OTTAWA — The Mounties are not disputing a report that they have identified more than 1,000 cases of missing and murdered aboriginal women and girls — hundreds more than previously thought.
The Aboriginal Peoples Television Network, citing an anonymous source, reported that the RCMP arrived at their tally after contacting more than 200 other police forces across the country.
APTN also reported the Public Safety Department is sitting on a copy of the RCMP report, which the network says was supposed to come out March 31.
Supt. Tyler Bates, director of national aboriginal policing and crime prevention services, referred questions to the RCMP’s media relations office in Ottawa, which did not deny the APTN report.
But Sgt. Julie Gagnon says the RCMP report is not finalized and it would be premature for her to comment further.
“The RCMP is currently completing a national operational review to gain the most accurate account to date of missing and murdered aboriginal women in Canada,” she wrote in an email Thursday.
“This initiative will help the RCMP and its partners identify the risk and vulnerability factors associated with missing and murdered aboriginal women to guide us in the development of future prevention, intervention and enforcement policies and initiatives with the intent of reducing violence against aboriginal women and girls.”
Public Safety has yet to respond to questions.
Earlier this year, the RCMP said it completed a “comprehensive file review” of more than 400 murdered and missing aboriginal women and girls within its jurisdiction, and would keep looking into other outstanding cases.
Briefing notes obtained by The Canadian Press under the Access to Information Act show the national police force has reviewed 327 homicide files and 90 missing-persons cases involving aboriginal females.

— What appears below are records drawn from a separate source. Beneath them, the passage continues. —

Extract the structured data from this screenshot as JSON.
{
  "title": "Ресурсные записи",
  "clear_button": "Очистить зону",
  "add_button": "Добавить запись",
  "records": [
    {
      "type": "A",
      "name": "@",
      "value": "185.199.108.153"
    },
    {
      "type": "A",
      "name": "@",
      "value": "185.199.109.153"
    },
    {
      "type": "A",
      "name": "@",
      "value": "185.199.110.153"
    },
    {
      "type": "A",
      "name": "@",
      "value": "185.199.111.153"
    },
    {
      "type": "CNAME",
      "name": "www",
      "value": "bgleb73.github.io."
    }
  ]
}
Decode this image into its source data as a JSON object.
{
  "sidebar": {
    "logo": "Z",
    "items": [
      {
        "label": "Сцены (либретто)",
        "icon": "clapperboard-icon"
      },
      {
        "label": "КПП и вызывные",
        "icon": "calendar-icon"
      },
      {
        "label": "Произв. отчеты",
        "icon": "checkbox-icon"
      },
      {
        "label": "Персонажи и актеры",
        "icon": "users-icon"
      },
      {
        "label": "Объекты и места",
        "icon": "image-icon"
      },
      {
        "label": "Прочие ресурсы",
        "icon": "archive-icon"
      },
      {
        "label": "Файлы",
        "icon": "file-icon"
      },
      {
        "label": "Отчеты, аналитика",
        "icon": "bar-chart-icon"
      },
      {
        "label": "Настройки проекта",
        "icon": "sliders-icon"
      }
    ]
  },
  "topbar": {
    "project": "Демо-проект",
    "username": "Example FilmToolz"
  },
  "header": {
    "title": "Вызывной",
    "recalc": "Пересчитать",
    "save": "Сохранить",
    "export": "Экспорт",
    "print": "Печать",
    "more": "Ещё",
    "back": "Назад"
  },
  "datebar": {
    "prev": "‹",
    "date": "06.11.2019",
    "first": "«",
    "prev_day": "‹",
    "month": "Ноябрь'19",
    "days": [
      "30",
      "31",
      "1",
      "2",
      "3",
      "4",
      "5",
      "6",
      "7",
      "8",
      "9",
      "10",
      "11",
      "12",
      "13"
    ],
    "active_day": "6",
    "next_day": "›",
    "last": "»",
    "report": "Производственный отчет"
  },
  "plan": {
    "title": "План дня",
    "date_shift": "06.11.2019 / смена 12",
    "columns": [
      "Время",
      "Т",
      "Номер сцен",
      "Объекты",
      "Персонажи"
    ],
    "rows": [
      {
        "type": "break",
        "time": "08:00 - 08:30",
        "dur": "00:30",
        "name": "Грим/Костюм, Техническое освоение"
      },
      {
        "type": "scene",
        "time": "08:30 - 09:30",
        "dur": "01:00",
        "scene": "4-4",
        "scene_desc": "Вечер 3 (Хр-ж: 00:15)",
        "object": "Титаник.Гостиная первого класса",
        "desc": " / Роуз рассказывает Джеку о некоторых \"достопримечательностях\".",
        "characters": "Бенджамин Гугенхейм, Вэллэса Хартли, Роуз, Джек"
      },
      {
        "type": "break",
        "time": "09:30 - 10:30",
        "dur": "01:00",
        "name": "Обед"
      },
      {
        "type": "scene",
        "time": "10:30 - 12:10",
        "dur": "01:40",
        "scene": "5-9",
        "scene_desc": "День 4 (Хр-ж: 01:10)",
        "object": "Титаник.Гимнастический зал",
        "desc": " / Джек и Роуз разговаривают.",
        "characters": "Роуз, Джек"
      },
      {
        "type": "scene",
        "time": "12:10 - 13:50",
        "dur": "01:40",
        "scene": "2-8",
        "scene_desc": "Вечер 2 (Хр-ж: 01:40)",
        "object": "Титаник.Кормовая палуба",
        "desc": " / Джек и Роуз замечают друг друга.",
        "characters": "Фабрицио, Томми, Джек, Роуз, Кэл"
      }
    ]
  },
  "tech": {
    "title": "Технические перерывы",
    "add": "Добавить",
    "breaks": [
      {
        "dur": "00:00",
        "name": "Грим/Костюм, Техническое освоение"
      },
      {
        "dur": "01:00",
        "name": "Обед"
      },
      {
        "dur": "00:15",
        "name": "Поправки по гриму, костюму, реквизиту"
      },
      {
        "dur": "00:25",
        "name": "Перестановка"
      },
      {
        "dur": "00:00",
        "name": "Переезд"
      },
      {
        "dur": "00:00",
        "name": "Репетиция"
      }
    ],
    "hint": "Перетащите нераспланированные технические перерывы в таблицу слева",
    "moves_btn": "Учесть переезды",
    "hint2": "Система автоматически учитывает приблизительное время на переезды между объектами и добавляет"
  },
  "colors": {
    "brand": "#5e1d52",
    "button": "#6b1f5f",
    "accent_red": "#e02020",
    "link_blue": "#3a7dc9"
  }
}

The Native Women’s Association of Canada has said it is aware of even more cases of murdered and missing aboriginal women and girls than the RCMP tally.